App and web page records
# # # # # # #
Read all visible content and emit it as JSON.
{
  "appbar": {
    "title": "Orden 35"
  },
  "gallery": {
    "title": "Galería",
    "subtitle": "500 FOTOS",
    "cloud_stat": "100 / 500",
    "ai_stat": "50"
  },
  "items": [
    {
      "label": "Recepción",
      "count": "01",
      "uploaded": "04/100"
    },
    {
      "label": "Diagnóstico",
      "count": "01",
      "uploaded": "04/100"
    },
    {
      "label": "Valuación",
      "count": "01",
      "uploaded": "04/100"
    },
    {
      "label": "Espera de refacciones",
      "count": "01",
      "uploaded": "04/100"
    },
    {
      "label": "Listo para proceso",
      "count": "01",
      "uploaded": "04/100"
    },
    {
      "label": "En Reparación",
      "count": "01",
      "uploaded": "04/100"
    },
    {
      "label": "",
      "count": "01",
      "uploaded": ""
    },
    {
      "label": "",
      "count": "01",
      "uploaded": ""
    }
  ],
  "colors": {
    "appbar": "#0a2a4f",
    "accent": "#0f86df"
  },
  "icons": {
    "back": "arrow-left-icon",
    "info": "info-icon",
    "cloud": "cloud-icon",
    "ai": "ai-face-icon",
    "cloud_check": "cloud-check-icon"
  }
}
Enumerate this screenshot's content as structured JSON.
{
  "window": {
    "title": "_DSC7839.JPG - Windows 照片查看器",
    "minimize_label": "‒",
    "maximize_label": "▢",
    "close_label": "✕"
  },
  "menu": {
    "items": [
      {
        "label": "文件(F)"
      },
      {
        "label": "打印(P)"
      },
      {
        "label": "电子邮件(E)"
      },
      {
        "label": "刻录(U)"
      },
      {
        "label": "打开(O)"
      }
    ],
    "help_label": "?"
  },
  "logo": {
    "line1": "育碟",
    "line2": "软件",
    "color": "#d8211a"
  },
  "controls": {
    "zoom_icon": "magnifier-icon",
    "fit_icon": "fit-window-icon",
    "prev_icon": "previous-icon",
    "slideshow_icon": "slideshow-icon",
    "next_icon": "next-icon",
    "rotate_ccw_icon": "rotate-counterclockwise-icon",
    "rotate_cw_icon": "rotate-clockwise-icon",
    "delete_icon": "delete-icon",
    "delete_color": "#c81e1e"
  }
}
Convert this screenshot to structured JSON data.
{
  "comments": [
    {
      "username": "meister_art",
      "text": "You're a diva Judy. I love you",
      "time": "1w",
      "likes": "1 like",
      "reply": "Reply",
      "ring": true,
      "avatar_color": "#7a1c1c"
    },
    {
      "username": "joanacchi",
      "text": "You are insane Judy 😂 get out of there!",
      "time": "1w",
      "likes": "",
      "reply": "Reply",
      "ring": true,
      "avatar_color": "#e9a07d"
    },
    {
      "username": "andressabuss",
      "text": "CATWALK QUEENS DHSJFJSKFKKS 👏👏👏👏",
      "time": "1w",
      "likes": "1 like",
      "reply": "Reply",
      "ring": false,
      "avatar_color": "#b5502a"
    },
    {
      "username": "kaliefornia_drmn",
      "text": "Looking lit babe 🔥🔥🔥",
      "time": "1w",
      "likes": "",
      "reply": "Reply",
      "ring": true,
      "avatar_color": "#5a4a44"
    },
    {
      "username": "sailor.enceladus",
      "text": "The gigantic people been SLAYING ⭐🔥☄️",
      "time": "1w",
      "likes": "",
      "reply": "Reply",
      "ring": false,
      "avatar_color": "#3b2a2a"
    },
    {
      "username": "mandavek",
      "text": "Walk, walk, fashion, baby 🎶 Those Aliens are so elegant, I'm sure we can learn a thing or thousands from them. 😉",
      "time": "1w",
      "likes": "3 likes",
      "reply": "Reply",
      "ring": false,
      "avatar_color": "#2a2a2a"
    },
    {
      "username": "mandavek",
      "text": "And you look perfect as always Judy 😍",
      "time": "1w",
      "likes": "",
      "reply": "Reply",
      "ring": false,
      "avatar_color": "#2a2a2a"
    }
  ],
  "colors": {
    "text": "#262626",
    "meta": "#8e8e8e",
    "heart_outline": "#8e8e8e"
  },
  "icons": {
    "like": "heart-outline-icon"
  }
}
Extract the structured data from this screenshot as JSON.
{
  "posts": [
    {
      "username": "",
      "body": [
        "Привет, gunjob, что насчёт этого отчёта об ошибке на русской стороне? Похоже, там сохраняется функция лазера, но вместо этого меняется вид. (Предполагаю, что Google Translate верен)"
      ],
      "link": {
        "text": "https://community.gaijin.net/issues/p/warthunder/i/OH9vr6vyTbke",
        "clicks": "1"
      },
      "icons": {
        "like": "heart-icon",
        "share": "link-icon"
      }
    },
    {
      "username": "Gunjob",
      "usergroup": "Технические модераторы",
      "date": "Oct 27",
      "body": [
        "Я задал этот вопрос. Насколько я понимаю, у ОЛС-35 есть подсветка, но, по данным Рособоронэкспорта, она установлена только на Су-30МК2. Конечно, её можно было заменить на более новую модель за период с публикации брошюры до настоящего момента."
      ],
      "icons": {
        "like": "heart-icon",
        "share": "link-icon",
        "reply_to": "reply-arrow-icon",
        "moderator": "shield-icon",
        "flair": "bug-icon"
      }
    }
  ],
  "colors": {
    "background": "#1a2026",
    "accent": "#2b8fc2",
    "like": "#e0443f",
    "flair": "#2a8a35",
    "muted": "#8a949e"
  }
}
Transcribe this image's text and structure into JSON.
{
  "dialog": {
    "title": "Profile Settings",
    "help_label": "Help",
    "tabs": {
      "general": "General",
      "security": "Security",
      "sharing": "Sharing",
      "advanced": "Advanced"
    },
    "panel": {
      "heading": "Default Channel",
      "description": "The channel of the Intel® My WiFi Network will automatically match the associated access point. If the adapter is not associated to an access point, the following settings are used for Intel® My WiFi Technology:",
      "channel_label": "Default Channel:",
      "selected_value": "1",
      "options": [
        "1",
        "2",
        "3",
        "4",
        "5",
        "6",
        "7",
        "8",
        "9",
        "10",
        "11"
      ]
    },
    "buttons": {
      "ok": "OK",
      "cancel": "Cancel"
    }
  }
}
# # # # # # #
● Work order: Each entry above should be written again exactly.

● Solution:
Read all visible content and emit it as JSON.
{
  "appbar": {
    "title": "Orden 35"
  },
  "gallery": {
    "title": "Galería",
    "subtitle": "500 FOTOS",
    "cloud_stat": "100 / 500",
    "ai_stat": "50"
  },
  "items": [
    {
      "label": "Recepción",
      "count": "01",
      "uploaded": "04/100"
    },
    {
      "label": "Diagnóstico",
      "count": "01",
      "uploaded": "04/100"
    },
    {
      "label": "Valuación",
      "count": "01",
      "uploaded": "04/100"
    },
    {
      "label": "Espera de refacciones",
      "count": "01",
      "uploaded": "04/100"
    },
    {
      "label": "Listo para proceso",
      "count": "01",
      "uploaded": "04/100"
    },
    {
      "label": "En Reparación",
      "count": "01",
      "uploaded": "04/100"
    },
    {
      "label": "",
      "count": "01",
      "uploaded": ""
    },
    {
      "label": "",
      "count": "01",
      "uploaded": ""
    }
  ],
  "colors": {
    "appbar": "#0a2a4f",
    "accent": "#0f86df"
  },
  "icons": {
    "back": "arrow-left-icon",
    "info": "info-icon",
    "cloud": "cloud-icon",
    "ai": "ai-face-icon",
    "cloud_check": "cloud-check-icon"
  }
}
Enumerate this screenshot's content as structured JSON.
{
  "window": {
    "title": "_DSC7839.JPG - Windows 照片查看器",
    "minimize_label": "‒",
    "maximize_label": "▢",
    "close_label": "✕"
  },
  "menu": {
    "items": [
      {
        "label": "文件(F)"
      },
      {
        "label": "打印(P)"
      },
      {
        "label": "电子邮件(E)"
      },
      {
        "label": "刻录(U)"
      },
      {
        "label": "打开(O)"
      }
    ],
    "help_label": "?"
  },
  "logo": {
    "line1": "育碟",
    "line2": "软件",
    "color": "#d8211a"
  },
  "controls": {
    "zoom_icon": "magnifier-icon",
    "fit_icon": "fit-window-icon",
    "prev_icon": "previous-icon",
    "slideshow_icon": "slideshow-icon",
    "next_icon": "next-icon",
    "rotate_ccw_icon": "rotate-counterclockwise-icon",
    "rotate_cw_icon": "rotate-clockwise-icon",
    "delete_icon": "delete-icon",
    "delete_color": "#c81e1e"
  }
}
Convert this screenshot to structured JSON data.
{
  "comments": [
    {
      "username": "meister_art",
      "text": "You're a diva Judy. I love you",
      "time": "1w",
      "likes": "1 like",
      "reply": "Reply",
      "ring": true,
      "avatar_color": "#7a1c1c"
    },
    {
      "username": "joanacchi",
      "text": "You are insane Judy 😂 get out of there!",
      "time": "1w",
      "likes": "",
      "reply": "Reply",
      "ring": true,
      "avatar_color": "#e9a07d"
    },
    {
      "username": "andressabuss",
      "text": "CATWALK QUEENS DHSJFJSKFKKS 👏👏👏👏",
      "time": "1w",
      "likes": "1 like",
      "reply": "Reply",
      "ring": false,
      "avatar_color": "#b5502a"
    },
    {
      "username": "kaliefornia_drmn",
      "text": "Looking lit babe 🔥🔥🔥",
      "time": "1w",
      "likes": "",
      "reply": "Reply",
      "ring": true,
      "avatar_color": "#5a4a44"
    },
    {
      "username": "sailor.enceladus",
      "text": "The gigantic people been SLAYING ⭐🔥☄️",
      "time": "1w",
      "likes": "",
      "reply": "Reply",
      "ring": false,
      "avatar_color": "#3b2a2a"
    },
    {
      "username": "mandavek",
      "text": "Walk, walk, fashion, baby 🎶 Those Aliens are so elegant, I'm sure we can learn a thing or thousands from them. 😉",
      "time": "1w",
      "likes": "3 likes",
      "reply": "Reply",
      "ring": false,
      "avatar_color": "#2a2a2a"
    },
    {
      "username": "mandavek",
      "text": "And you look perfect as always Judy 😍",
      "time": "1w",
      "likes": "",
      "reply": "Reply",
      "ring": false,
      "avatar_color": "#2a2a2a"
    }
  ],
  "colors": {
    "text": "#262626",
    "meta": "#8e8e8e",
    "heart_outline": "#8e8e8e"
  },
  "icons": {
    "like": "heart-outline-icon"
  }
}
Extract the structured data from this screenshot as JSON.
{
  "posts": [
    {
      "username": "",
      "body": [
        "Привет, gunjob, что насчёт этого отчёта об ошибке на русской стороне? Похоже, там сохраняется функция лазера, но вместо этого меняется вид. (Предполагаю, что Google Translate верен)"
      ],
      "link": {
        "text": "https://community.gaijin.net/issues/p/warthunder/i/OH9vr6vyTbke",
        "clicks": "1"
      },
      "icons": {
        "like": "heart-icon",
        "share": "link-icon"
      }
    },
    {
      "username": "Gunjob",
      "usergroup": "Технические модераторы",
      "date": "Oct 27",
      "body": [
        "Я задал этот вопрос. Насколько я понимаю, у ОЛС-35 есть подсветка, но, по данным Рособоронэкспорта, она установлена только на Су-30МК2. Конечно, её можно было заменить на более новую модель за период с публикации брошюры до настоящего момента."
      ],
      "icons": {
        "like": "heart-icon",
        "share": "link-icon",
        "reply_to": "reply-arrow-icon",
        "moderator": "shield-icon",
        "flair": "bug-icon"
      }
    }
  ],
  "colors": {
    "background": "#1a2026",
    "accent": "#2b8fc2",
    "like": "#e0443f",
    "flair": "#2a8a35",
    "muted": "#8a949e"
  }
}
Transcribe this image's text and structure into JSON.
{
  "dialog": {
    "title": "Profile Settings",
    "help_label": "Help",
    "tabs": {
      "general": "General",
      "security": "Security",
      "sharing": "Sharing",
      "advanced": "Advanced"
    },
    "panel": {
      "heading": "Default Channel",
      "description": "The channel of the Intel® My WiFi Network will automatically match the associated access point. If the adapter is not associated to an access point, the following settings are used for Intel® My WiFi Technology:",
      "channel_label": "Default Channel:",
      "selected_value": "1",
      "options": [
        "1",
        "2",
        "3",
        "4",
        "5",
        "6",
        "7",
        "8",
        "9",
        "10",
        "11"
      ]
    },
    "buttons": {
      "ok": "OK",
      "cancel": "Cancel"
    }
  }
}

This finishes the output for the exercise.